Nigeria typifies most other Sub-Saharan African countries. In most of them, the situation is even worse. They have to contend with shortages of qualified staff, inadequate appropriate equipment and scarcity of funds for vaccine purchase. Sudden supplies of as much as one million became a burden rather than a help, especially when the healthcare infrastructure and personnel are inadequate or substandard. AstraZeneca prides its vaccines as among the cheapest, at a bit lower than $10 per dose. Its wastage may well have cost Nigeria a fortune, the lowest prices notwithstanding. Add all costs – including transportation and storage – together, therefore at an estimated $10 per dose, Nigeria has wasted $10 million worth of vaccines, that is N4.8 billion, in a country that cries “apartheid,” discrimination and vaccine inequities. The possibilities of some privileged few in government setting up vaccine black market cannot be ruled out. It is even possible that the scheme towards black market led to the wastage of the one million AstraZeneca doses, particularly in the circumstances of inconsistent supply of electricity to reliably operate cold storage. Yet, some people found it convenient to blame other countries for shutting their airspace against Nigerian in-bound travellers, as if it has become an offence for other countries to promote their own people.

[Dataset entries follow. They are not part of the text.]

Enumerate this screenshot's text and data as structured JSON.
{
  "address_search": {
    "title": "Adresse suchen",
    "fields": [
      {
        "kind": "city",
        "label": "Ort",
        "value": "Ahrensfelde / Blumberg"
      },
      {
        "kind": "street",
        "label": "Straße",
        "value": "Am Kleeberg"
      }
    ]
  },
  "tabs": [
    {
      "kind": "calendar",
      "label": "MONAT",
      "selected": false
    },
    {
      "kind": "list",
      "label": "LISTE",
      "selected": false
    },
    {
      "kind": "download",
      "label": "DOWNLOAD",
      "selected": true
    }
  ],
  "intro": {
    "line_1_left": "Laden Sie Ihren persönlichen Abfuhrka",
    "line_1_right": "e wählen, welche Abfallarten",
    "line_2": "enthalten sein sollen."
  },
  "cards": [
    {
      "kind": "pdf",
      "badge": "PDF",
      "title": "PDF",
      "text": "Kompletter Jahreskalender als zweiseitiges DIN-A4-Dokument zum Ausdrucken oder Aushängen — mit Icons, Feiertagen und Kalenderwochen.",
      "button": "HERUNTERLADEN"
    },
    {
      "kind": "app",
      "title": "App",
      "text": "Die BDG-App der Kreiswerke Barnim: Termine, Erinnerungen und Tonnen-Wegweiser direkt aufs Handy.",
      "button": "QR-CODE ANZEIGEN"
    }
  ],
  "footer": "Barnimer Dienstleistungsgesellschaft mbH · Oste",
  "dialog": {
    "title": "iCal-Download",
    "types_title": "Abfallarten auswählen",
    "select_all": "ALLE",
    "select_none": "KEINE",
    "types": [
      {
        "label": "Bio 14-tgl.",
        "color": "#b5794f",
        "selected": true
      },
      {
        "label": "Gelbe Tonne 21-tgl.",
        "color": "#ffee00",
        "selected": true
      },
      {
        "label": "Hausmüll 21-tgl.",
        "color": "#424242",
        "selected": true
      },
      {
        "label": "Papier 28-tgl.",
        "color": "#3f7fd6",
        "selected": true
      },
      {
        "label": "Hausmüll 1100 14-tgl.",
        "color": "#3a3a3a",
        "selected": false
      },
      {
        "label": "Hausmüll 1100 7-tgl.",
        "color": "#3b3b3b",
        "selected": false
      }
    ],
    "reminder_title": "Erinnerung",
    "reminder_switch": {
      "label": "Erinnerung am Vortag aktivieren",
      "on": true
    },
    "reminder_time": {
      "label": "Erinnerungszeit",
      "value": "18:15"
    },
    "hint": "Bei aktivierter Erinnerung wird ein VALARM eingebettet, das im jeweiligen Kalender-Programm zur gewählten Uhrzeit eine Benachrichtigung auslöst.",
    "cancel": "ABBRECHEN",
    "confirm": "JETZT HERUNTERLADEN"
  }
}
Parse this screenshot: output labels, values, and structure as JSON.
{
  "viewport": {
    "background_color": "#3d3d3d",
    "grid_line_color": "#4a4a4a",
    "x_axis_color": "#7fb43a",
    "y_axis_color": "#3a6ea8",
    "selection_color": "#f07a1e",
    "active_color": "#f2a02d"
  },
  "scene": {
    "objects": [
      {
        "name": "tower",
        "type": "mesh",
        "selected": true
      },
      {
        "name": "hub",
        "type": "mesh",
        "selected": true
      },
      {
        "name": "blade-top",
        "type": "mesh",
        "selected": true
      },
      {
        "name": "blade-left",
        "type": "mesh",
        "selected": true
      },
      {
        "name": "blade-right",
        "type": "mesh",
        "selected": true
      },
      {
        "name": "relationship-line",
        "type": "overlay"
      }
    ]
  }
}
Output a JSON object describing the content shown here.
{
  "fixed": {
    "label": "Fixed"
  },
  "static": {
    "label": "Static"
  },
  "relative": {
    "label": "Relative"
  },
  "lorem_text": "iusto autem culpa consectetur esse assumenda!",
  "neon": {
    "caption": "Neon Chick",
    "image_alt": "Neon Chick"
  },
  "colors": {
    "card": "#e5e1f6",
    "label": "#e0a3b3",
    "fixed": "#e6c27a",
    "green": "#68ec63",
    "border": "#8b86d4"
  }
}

The poor state of infrastructure all over Africa serves as a major obstacle to effective reach, especially of people in difficult terrains. The cost of deploying modern means of delivering such products, using drones for instance, could be prohibitive in many countries. Insecurity, Islamic insurgencies, banditry and terrorism will prevent effective reach to many nations’ countryside, especially in Mali, Burkina Faso, Ethiopia, Sudan, South Sudan, Burundi, Central African Republic, DR Congo, Cameroon, Niger, Chad and Mozambique. Rather than blaming all on foreign powers, African countries need to look inwards and fix the essentials. A statement attributed to Dr. Osagie Ehanire, the current Health Minister of Nigeria, summarises it all. He reportedly said that “the foundation is not strong. And if you don’t have a strong foundation, there’s not much you can build on top.” In Africa, therefore, the place to start is the foundation. Once the foundation is strong, every other thing on it will be strong and dependable. Leadership is fundamental here. Africa’s leadership needs transformation for the good of all. Then may we be able to free ourselves from the perennial weaknesses and assert ourselves in the changing world where personal interests and national interests are paramount.